Output the data in full. Keep every word exact and exclude the pictures.

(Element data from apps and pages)
━━━━━━━━
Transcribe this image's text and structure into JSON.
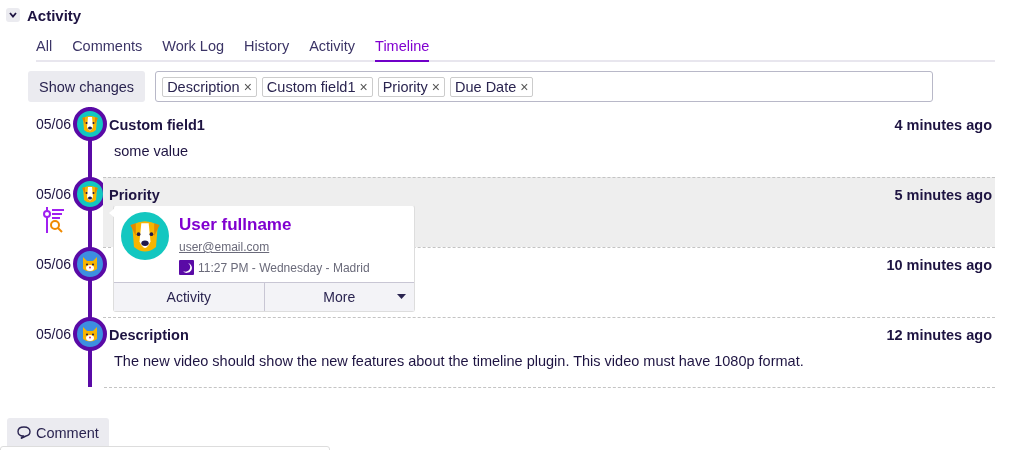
{
  "section": {
    "title": "Activity",
    "expanded": true
  },
  "tabs": [
    {
      "label": "All",
      "selected": false
    },
    {
      "label": "Comments",
      "selected": false
    },
    {
      "label": "Work Log",
      "selected": false
    },
    {
      "label": "History",
      "selected": false
    },
    {
      "label": "Activity",
      "selected": false
    },
    {
      "label": "Timeline",
      "selected": true
    }
  ],
  "filter": {
    "button": "Show changes",
    "tags": [
      "Description",
      "Custom field1",
      "Priority",
      "Due Date"
    ],
    "remove_mark": "×"
  },
  "entries": [
    {
      "date": "05/06",
      "avatar": {
        "kind": "dog"
      },
      "title": "Custom field1",
      "time": "4 minutes ago",
      "content": "some value",
      "highlighted": false,
      "filtered": false
    },
    {
      "date": "05/06",
      "avatar": {
        "kind": "dog"
      },
      "title": "Priority",
      "time": "5 minutes ago",
      "highlighted": true,
      "filtered": true
    },
    {
      "date": "05/06",
      "avatar": {
        "kind": "cat"
      },
      "time": "10 minutes ago",
      "highlighted": false,
      "filtered": false
    },
    {
      "date": "05/06",
      "avatar": {
        "kind": "cat"
      },
      "title": "Description",
      "time": "12 minutes ago",
      "content": "The new video should show the new features about the timeline plugin. This video must have 1080p format.",
      "highlighted": false,
      "filtered": false
    }
  ],
  "user_card": {
    "avatar": {
      "kind": "dog"
    },
    "name": "User fullname",
    "email": "user@email.com",
    "local_time": "11:27 PM - Wednesday - Madrid",
    "buttons": [
      "Activity",
      "More"
    ]
  },
  "comment_button": "Comment"
}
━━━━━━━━
**RESPONSE**
Transcribe this image's text and structure into JSON.
{
  "section": {
    "title": "Activity",
    "expanded": true
  },
  "tabs": [
    {
      "label": "All",
      "selected": false
    },
    {
      "label": "Comments",
      "selected": false
    },
    {
      "label": "Work Log",
      "selected": false
    },
    {
      "label": "History",
      "selected": false
    },
    {
      "label": "Activity",
      "selected": false
    },
    {
      "label": "Timeline",
      "selected": true
    }
  ],
  "filter": {
    "button": "Show changes",
    "tags": [
      "Description",
      "Custom field1",
      "Priority",
      "Due Date"
    ],
    "remove_mark": "×"
  },
  "entries": [
    {
      "date": "05/06",
      "avatar": {
        "kind": "dog"
      },
      "title": "Custom field1",
      "time": "4 minutes ago",
      "content": "some value",
      "highlighted": false,
      "filtered": false
    },
    {
      "date": "05/06",
      "avatar": {
        "kind": "dog"
      },
      "title": "Priority",
      "time": "5 minutes ago",
      "highlighted": true,
      "filtered": true
    },
    {
      "date": "05/06",
      "avatar": {
        "kind": "cat"
      },
      "time": "10 minutes ago",
      "highlighted": false,
      "filtered": false
    },
    {
      "date": "05/06",
      "avatar": {
        "kind": "cat"
      },
      "title": "Description",
      "time": "12 minutes ago",
      "content": "The new video should show the new features about the timeline plugin. This video must have 1080p format.",
      "highlighted": false,
      "filtered": false
    }
  ],
  "user_card": {
    "avatar": {
      "kind": "dog"
    },
    "name": "User fullname",
    "email": "user@email.com",
    "local_time": "11:27 PM - Wednesday - Madrid",
    "buttons": [
      "Activity",
      "More"
    ]
  },
  "comment_button": "Comment"
}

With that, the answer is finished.